(Element data from apps and pages)
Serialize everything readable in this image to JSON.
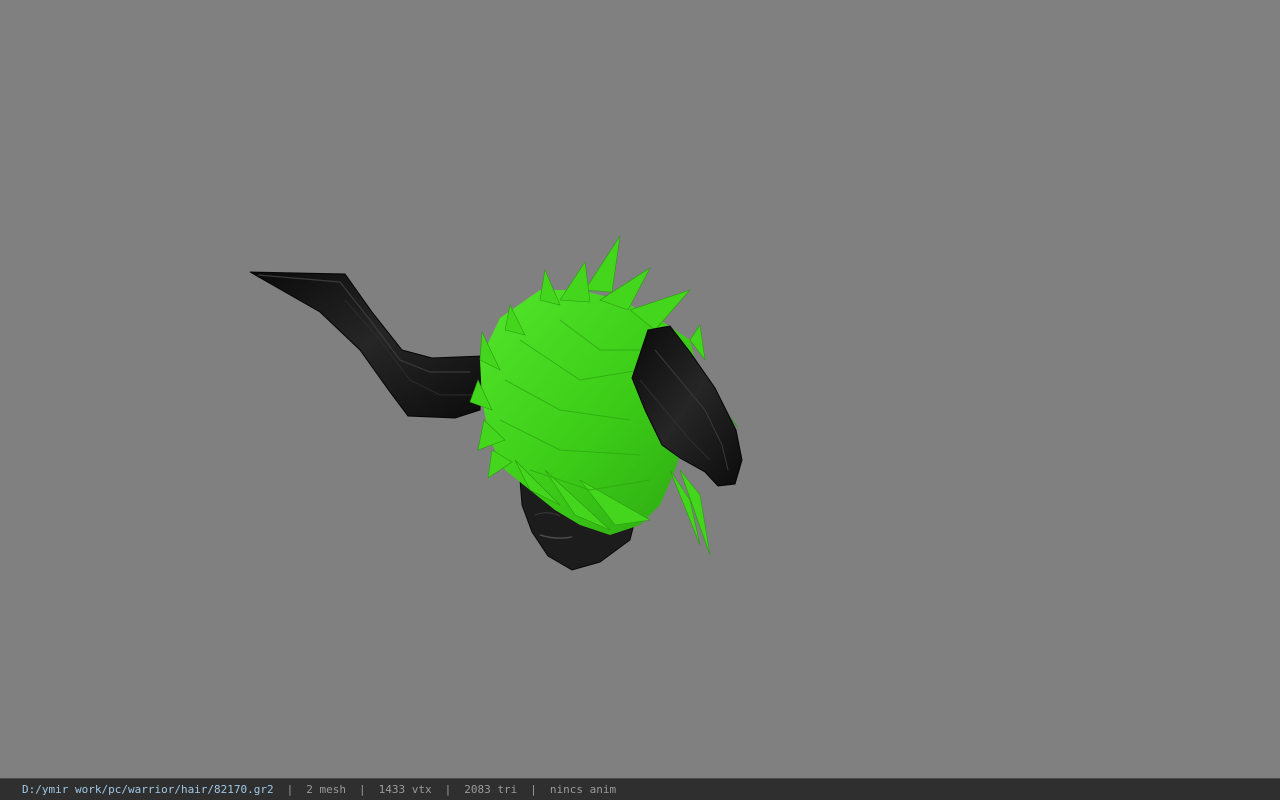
{
  "viewport": {
    "background_color": "#808080",
    "model": {
      "hair_color": "#3fd11a",
      "horn_color": "#101010",
      "face_color": "#1c1c1c"
    }
  },
  "statusbar": {
    "path": "D:/ymir work/pc/warrior/hair/82170.gr2",
    "mesh": "2 mesh",
    "vtx": "1433 vtx",
    "tri": "2083 tri",
    "anim": "nincs anim",
    "separator": "|",
    "colors": {
      "background": "#2f2f2f",
      "path_text": "#9fc7e6",
      "text": "#9a9a9a"
    }
  }
}
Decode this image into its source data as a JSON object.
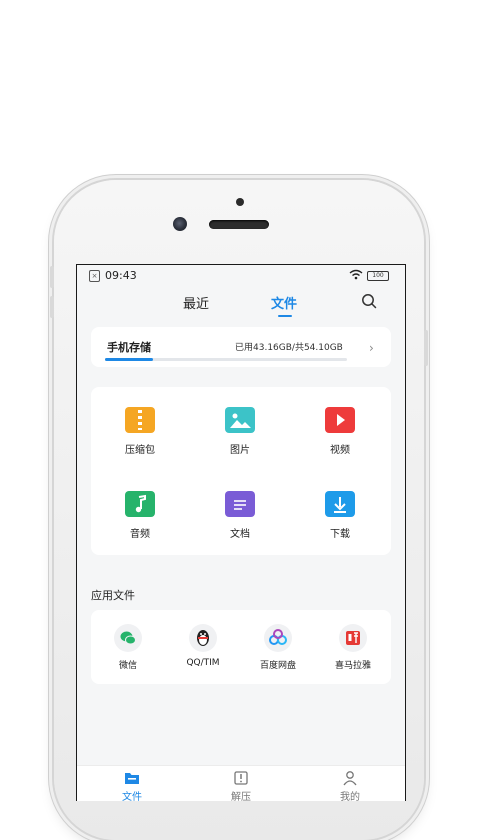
{
  "status_bar": {
    "time": "09:43",
    "battery": "100"
  },
  "top_tabs": [
    {
      "label": "最近",
      "active": false
    },
    {
      "label": "文件",
      "active": true
    }
  ],
  "storage": {
    "title": "手机存储",
    "usage": "已用43.16GB/共54.10GB",
    "fill_fraction": 0.2
  },
  "categories": [
    {
      "label": "压缩包",
      "icon": "zip-icon",
      "color": "#f5a623"
    },
    {
      "label": "图片",
      "icon": "image-icon",
      "color": "#3cc3c8"
    },
    {
      "label": "视频",
      "icon": "video-icon",
      "color": "#ee3b3b"
    },
    {
      "label": "音频",
      "icon": "audio-icon",
      "color": "#26b36b"
    },
    {
      "label": "文档",
      "icon": "document-icon",
      "color": "#7a5cd6"
    },
    {
      "label": "下载",
      "icon": "download-icon",
      "color": "#1e9be9"
    }
  ],
  "app_files_title": "应用文件",
  "app_files": [
    {
      "label": "微信",
      "icon": "wechat-icon"
    },
    {
      "label": "QQ/TIM",
      "icon": "qq-icon"
    },
    {
      "label": "百度网盘",
      "icon": "baidu-netdisk-icon"
    },
    {
      "label": "喜马拉雅",
      "icon": "ximalaya-icon"
    }
  ],
  "bottom_nav": [
    {
      "label": "文件",
      "icon": "folder-icon",
      "active": true
    },
    {
      "label": "解压",
      "icon": "unzip-icon",
      "active": false
    },
    {
      "label": "我的",
      "icon": "profile-icon",
      "active": false
    }
  ],
  "colors": {
    "accent": "#1e88e5",
    "background": "#f5f6f7"
  }
}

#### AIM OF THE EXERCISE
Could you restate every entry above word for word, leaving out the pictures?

#### WORKED SOLUTION
Serialize everything readable in this image to JSON.
{
  "viewport": {
    "background_color": "#808080",
    "model": {
      "hair_color": "#3fd11a",
      "horn_color": "#101010",
      "face_color": "#1c1c1c"
    }
  },
  "statusbar": {
    "path": "D:/ymir work/pc/warrior/hair/82170.gr2",
    "mesh": "2 mesh",
    "vtx": "1433 vtx",
    "tri": "2083 tri",
    "anim": "nincs anim",
    "separator": "|",
    "colors": {
      "background": "#2f2f2f",
      "path_text": "#9fc7e6",
      "text": "#9a9a9a"
    }
  }
}
Decode this image into its source data as a JSON object.
{
  "status_bar": {
    "time": "09:43",
    "battery": "100"
  },
  "top_tabs": [
    {
      "label": "最近",
      "active": false
    },
    {
      "label": "文件",
      "active": true
    }
  ],
  "storage": {
    "title": "手机存储",
    "usage": "已用43.16GB/共54.10GB",
    "fill_fraction": 0.2
  },
  "categories": [
    {
      "label": "压缩包",
      "icon": "zip-icon",
      "color": "#f5a623"
    },
    {
      "label": "图片",
      "icon": "image-icon",
      "color": "#3cc3c8"
    },
    {
      "label": "视频",
      "icon": "video-icon",
      "color": "#ee3b3b"
    },
    {
      "label": "音频",
      "icon": "audio-icon",
      "color": "#26b36b"
    },
    {
      "label": "文档",
      "icon": "document-icon",
      "color": "#7a5cd6"
    },
    {
      "label": "下载",
      "icon": "download-icon",
      "color": "#1e9be9"
    }
  ],
  "app_files_title": "应用文件",
  "app_files": [
    {
      "label": "微信",
      "icon": "wechat-icon"
    },
    {
      "label": "QQ/TIM",
      "icon": "qq-icon"
    },
    {
      "label": "百度网盘",
      "icon": "baidu-netdisk-icon"
    },
    {
      "label": "喜马拉雅",
      "icon": "ximalaya-icon"
    }
  ],
  "bottom_nav": [
    {
      "label": "文件",
      "icon": "folder-icon",
      "active": true
    },
    {
      "label": "解压",
      "icon": "unzip-icon",
      "active": false
    },
    {
      "label": "我的",
      "icon": "profile-icon",
      "active": false
    }
  ],
  "colors": {
    "accent": "#1e88e5",
    "background": "#f5f6f7"
  }
}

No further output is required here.